Terry Fennell, chief executive at training awarding body FDQ, was part of a panel at the show debating automation in a session entitled ‘Stealing our jobs – can robots solve the skills crisis?’ He said sometimes humans and robots couldn’t live without each other on the production line.
Using poultry processor Faccenda as an example, Fennell said: “In some areas the automation is needed in things like weighing and sizing to a specific level – the systems are able to do it to precision.
‘Working hand in hand’
“But in other areas you absolutely need the knife skills and you need the people skills to make that product absolutely to the right size and weight as well. I see food firms going forward as it has been for many years – automation, robotics and people working hand in hand.”
Chartered Institute of Ergonomics and Human Factors chief executive Stephen Barraclough believed the use of automation would create more highly skilled jobs in the food and drink industry.
“With automated systems, things often don’t go wrong, but sometimes they can and in order to sort things out quickly you need a team of highly skilled people,” said Barraclough.
‘Jobs humans shouldn’t be doing’
“Those are the kinds of jobs we should be thinking about creating and removing the jobs that interface too closely with robotics, or jobs that humans shouldn’t be doing.”
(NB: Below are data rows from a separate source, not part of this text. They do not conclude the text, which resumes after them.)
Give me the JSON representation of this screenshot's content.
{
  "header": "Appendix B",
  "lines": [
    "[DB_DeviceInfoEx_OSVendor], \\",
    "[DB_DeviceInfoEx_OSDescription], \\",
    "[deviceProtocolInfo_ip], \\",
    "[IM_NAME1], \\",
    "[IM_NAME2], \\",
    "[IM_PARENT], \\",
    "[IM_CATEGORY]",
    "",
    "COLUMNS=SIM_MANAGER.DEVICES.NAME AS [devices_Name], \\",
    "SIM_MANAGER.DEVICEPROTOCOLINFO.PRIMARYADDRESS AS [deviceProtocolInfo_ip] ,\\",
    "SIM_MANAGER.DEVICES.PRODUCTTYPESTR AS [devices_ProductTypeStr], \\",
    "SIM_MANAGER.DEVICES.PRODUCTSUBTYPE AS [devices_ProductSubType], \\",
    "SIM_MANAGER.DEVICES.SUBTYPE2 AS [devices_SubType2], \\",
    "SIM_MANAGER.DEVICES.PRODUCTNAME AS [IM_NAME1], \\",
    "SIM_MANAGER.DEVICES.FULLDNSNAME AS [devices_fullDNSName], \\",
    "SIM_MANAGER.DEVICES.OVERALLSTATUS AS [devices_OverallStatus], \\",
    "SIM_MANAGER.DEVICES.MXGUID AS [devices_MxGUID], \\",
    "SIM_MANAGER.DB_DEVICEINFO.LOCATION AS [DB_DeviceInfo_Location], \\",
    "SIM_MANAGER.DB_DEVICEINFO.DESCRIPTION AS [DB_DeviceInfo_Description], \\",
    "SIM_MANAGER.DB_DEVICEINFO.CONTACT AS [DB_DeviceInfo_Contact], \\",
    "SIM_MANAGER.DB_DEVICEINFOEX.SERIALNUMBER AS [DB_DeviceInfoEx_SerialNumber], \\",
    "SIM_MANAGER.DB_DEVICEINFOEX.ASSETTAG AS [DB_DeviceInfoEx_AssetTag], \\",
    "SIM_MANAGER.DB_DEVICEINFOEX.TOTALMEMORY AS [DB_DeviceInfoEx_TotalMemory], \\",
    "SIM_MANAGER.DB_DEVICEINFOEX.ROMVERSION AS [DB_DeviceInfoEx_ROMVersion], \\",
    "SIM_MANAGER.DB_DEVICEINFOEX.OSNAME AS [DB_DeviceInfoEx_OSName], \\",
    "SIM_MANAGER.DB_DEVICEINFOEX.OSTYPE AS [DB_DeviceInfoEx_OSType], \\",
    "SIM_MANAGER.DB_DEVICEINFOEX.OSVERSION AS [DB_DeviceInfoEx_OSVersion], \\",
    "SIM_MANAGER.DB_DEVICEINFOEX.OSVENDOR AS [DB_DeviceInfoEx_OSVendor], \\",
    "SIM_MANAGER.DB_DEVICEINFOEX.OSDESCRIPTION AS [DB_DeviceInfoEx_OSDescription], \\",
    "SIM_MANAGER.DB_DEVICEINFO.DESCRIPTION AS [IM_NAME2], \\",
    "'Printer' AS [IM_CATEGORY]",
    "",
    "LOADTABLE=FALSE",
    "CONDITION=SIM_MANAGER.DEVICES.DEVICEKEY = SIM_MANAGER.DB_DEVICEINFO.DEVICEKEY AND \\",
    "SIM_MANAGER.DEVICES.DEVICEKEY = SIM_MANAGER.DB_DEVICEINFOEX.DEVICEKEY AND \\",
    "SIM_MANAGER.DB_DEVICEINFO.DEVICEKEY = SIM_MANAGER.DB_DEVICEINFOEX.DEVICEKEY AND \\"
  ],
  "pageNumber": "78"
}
Meanwhile, the UK food industry’s desire to keep old machines running for as long as possible has hampered its progress on automation compared to European neighbours, an expert panel at last month’s Foodex claimed.